For the data below, the lines that hold "동의합니다" should be counted; only the resulting number is expected.

Dataset rows describing interfaces:
--- START ---

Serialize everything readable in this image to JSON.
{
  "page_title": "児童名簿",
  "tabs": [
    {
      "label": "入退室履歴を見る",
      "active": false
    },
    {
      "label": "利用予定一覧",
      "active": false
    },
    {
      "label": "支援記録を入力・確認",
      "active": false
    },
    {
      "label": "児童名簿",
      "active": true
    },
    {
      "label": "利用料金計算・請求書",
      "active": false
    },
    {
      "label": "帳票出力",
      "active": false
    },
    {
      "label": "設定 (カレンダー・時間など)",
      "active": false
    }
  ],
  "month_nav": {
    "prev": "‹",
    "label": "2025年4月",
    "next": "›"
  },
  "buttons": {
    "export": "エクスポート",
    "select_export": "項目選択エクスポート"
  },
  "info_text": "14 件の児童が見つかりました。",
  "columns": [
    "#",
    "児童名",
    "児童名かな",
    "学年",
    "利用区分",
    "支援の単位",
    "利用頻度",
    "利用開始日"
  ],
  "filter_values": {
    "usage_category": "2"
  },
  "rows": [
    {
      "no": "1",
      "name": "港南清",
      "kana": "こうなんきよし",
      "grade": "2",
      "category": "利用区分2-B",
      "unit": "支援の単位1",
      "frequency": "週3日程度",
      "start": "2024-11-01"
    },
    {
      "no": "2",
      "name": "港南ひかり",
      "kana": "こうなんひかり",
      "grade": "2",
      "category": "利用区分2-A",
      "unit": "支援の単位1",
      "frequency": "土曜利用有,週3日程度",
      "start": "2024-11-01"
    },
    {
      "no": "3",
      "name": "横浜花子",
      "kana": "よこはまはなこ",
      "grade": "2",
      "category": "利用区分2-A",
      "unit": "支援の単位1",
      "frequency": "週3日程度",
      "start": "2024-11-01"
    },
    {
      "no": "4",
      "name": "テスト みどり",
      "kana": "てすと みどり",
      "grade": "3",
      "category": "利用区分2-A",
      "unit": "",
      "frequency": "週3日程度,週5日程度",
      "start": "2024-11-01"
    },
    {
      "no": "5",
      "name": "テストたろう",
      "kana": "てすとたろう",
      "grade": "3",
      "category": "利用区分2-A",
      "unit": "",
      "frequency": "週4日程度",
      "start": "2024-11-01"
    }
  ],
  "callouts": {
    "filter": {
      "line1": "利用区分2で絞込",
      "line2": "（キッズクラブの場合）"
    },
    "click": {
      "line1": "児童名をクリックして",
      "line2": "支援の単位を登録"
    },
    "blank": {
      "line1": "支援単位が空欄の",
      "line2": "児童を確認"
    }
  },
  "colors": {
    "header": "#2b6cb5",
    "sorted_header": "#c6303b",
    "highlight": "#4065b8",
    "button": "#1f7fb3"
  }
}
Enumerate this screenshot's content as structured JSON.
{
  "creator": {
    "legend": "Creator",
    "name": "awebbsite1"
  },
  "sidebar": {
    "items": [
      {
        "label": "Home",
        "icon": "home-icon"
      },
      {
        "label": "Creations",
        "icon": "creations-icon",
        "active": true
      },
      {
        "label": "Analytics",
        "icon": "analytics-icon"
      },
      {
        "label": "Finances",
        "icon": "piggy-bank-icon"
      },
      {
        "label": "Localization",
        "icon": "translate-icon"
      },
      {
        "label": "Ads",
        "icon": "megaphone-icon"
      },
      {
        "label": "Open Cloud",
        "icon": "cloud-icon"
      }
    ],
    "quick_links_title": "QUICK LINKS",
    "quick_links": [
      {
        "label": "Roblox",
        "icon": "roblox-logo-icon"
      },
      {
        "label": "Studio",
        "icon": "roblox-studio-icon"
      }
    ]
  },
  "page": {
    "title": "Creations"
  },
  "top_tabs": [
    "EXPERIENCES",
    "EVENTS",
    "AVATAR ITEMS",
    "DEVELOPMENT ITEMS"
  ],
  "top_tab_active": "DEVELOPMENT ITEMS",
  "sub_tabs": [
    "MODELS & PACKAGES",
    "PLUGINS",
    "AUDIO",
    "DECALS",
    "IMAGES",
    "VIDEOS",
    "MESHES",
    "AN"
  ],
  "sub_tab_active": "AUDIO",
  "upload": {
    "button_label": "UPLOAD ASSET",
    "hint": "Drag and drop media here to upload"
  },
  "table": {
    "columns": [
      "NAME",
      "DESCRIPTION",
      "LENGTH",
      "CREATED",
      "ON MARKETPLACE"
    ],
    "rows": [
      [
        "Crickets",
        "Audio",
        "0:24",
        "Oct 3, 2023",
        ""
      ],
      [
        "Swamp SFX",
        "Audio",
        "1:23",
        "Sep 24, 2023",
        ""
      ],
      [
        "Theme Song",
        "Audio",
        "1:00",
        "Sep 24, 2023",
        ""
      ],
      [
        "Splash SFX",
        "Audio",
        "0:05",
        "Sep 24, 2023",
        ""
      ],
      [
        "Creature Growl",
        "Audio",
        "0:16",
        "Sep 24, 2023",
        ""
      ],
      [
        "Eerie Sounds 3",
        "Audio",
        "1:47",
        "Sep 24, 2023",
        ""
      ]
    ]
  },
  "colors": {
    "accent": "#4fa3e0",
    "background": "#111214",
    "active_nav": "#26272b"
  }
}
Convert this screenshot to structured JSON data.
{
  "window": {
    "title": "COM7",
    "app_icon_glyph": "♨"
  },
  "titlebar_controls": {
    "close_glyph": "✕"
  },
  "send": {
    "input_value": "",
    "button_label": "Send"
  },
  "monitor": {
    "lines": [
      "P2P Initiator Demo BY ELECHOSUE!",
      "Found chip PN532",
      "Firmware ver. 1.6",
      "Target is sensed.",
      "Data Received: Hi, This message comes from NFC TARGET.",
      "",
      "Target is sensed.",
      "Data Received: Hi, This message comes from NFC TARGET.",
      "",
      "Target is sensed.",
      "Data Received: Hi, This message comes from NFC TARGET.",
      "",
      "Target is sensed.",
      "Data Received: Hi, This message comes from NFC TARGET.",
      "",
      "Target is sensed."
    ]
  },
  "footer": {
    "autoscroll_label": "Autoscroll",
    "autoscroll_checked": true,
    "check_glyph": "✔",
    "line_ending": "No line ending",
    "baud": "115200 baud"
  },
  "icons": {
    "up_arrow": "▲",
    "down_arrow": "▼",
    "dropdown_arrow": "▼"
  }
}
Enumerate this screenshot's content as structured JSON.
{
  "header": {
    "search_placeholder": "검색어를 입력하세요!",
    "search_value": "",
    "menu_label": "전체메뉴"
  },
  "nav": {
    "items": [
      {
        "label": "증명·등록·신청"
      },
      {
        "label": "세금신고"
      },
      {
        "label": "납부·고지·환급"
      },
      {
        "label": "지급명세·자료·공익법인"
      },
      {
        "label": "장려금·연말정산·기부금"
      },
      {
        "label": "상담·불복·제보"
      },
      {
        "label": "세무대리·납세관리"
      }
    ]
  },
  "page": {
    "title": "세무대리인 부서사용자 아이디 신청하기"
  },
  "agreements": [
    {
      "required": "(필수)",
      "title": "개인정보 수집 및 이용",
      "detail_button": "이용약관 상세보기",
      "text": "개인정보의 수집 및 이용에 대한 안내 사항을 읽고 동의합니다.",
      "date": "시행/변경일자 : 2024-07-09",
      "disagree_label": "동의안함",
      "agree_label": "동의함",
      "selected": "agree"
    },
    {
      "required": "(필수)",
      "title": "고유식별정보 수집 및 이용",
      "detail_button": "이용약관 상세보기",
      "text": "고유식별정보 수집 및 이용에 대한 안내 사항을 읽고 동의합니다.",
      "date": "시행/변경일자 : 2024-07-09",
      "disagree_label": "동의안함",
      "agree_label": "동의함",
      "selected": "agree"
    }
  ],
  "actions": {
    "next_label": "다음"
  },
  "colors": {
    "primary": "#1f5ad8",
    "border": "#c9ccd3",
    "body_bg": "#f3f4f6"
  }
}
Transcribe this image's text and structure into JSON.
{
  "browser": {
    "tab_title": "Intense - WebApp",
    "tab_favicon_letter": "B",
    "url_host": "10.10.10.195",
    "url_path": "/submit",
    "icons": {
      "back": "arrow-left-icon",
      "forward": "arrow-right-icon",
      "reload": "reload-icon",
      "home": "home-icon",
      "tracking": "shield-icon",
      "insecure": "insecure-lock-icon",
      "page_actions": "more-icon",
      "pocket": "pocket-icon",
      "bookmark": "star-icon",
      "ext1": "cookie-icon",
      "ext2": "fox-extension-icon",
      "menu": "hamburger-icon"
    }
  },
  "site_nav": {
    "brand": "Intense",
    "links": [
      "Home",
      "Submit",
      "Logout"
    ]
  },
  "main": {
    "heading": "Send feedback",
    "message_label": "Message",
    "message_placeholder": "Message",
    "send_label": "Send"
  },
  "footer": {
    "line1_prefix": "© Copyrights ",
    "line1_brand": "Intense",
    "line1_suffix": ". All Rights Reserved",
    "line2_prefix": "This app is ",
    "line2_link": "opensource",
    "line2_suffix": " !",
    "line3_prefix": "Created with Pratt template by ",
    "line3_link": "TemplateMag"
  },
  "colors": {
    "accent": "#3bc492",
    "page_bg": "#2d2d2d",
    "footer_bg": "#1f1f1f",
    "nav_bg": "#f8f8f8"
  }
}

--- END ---

== TASK SOLUTION ==
2